“He once energetically defended his fans and audience after they have been ridiculed in a review of one of his concerts as low(er) class,” she told the M&G.
Pauw said that he would not have published Hofmeyr’s piece if he was editor of Rapport, because “It gives [Hofmeyr] the oxygen he needs to regurgitate his bile.”
Pelser said that the reason for the unhappiness with Hofmeyr’s opinion in Rapport seems to be that a history of Hofmeyr’s comments and tirades over the years has rendered all of his opinions “unworthy of publication”.
The debate over whether Hofmeyr’s piece should have been published in Rapport began over the weekend when prominent journalist and columnist Max du Preez criticised it over twitter.
Rapport’s “political analyst”, pop singer Steve Hofmeyr, on ANC presidents: “The full reality of SA is beyond their comprehension because they could never escape the homeland mentality”
— Max du Preez (@MaxduPreez) February 18, 2018
Responding to criticism led by Du Preez, Pelser tweeted on Sunday:
Ai, Max. Our guest writers in the last Zuma week have included Antjie Krog, Melanie Verwoerd en Jacques Pauw. Why get so upset when you read what you don’t like? https://t.co/UmwcDKSqxT

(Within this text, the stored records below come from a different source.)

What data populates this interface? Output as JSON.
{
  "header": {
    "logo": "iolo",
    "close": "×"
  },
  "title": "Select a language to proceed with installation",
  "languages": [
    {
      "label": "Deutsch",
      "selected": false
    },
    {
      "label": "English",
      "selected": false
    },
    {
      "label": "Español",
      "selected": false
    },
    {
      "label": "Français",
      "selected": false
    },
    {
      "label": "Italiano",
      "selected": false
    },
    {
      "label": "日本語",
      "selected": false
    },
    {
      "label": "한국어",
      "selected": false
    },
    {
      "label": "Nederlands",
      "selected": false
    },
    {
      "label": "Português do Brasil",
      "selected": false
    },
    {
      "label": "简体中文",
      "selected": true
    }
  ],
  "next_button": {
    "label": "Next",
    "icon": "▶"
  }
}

— Waldimar Pelser (@waldimar) February 18, 2018
According to Hofmeyr’s opinion piece, “The full reality of SA is beyond their comprehension because they could never escape the homeland mentality.”
The Afrikaans Sunday paper Rapport chose Steve Hofmeyr to analyse the Zuma/Ramaphosa transition & future for them – full page. What’s next, Rapport, get Penny Sparrow to write your editorials?
— Max du Preez (@MaxduPreez) February 18, 2018
Some other users hit out, challenging Hofmeyr’s comment as unfounded for an individual who had never lived in a homeland.
Yawn!! From a person who didn’t experience the homelands first hand! But, this guy knows his lunatic fringe audience very well.
— Mpho.D.Rambuda (@RambudaM) February 18, 2018
One Twitter user called for Hofmeyr to leave the country, another to banish him from social media, while most questioned Rapport’s editorial decision to publish the piece.
Hofmeyr’s comment is an apt reflection of his limited racist comprehension of the SA political. More worrying is Rapport’s editorial judgement –
— Rubin Adams (@RubinAdams) February 18, 2018
Pelser said that he had published a piece of someone with a view and asked his detractors if his decision had been wrong.
Many on twitter sided with Pelser, arguing that no-one should be censored — no matter how hated their opinion may be.
@MaxduPreez , I also love some of the stuff you write but I’m against your opinion on this, I don’t like Steve either, but I don’t think he or anyone should be censored…..
— Dale Daschner (@DaleDaschner) February 18, 2018
While other tweets challenged the notion that Rapport’s publication of Hofmeyr’s piece was enabling free speech — arguing that it was just feeding fears and insecurities. Radio journalist Ilse Salzwedel tweeted that the Rapport needs to stop feeding the fear of right-wingers.
Waldimar, I’m with @MaxduPreez on this one. Take Afrikaans readers forward, not back. And I say this as a fellow journo, somebody actively involved in the fight against a corrupt govt AND a Rapport reader. Stop feeding the fear of rightwingers. All is not lost. We CAN fix SA
— Ilse Salzwedel (@ilsesalzwedel) February 18, 2018
Him spreading his DNA amongst afrikaner folk during his heyday should be considered a war crime. He’s probably dropped the collective intelligence by several IQ points
— Asogan Moodaly (@AsoganMoodaly) February 18, 2018
On Monday morning, Hofmeyr seemingly responded to all the heat by posting his monthly “racist check-in”.
Hi everybody. Just doing my monthly Racist Check-in. pic.twitter.com/UIOq67ZniY
— Steve Hofmeyr (@steve_hofmeyr) February 19, 2018
Despite critique on his piece in Rapport, Krog said that Hofmeyr’s few literary books had “earned him some praise from tough left leaning critics”.
After repeated attempts, the M&G has yet to reach Rapport’s ombudsman.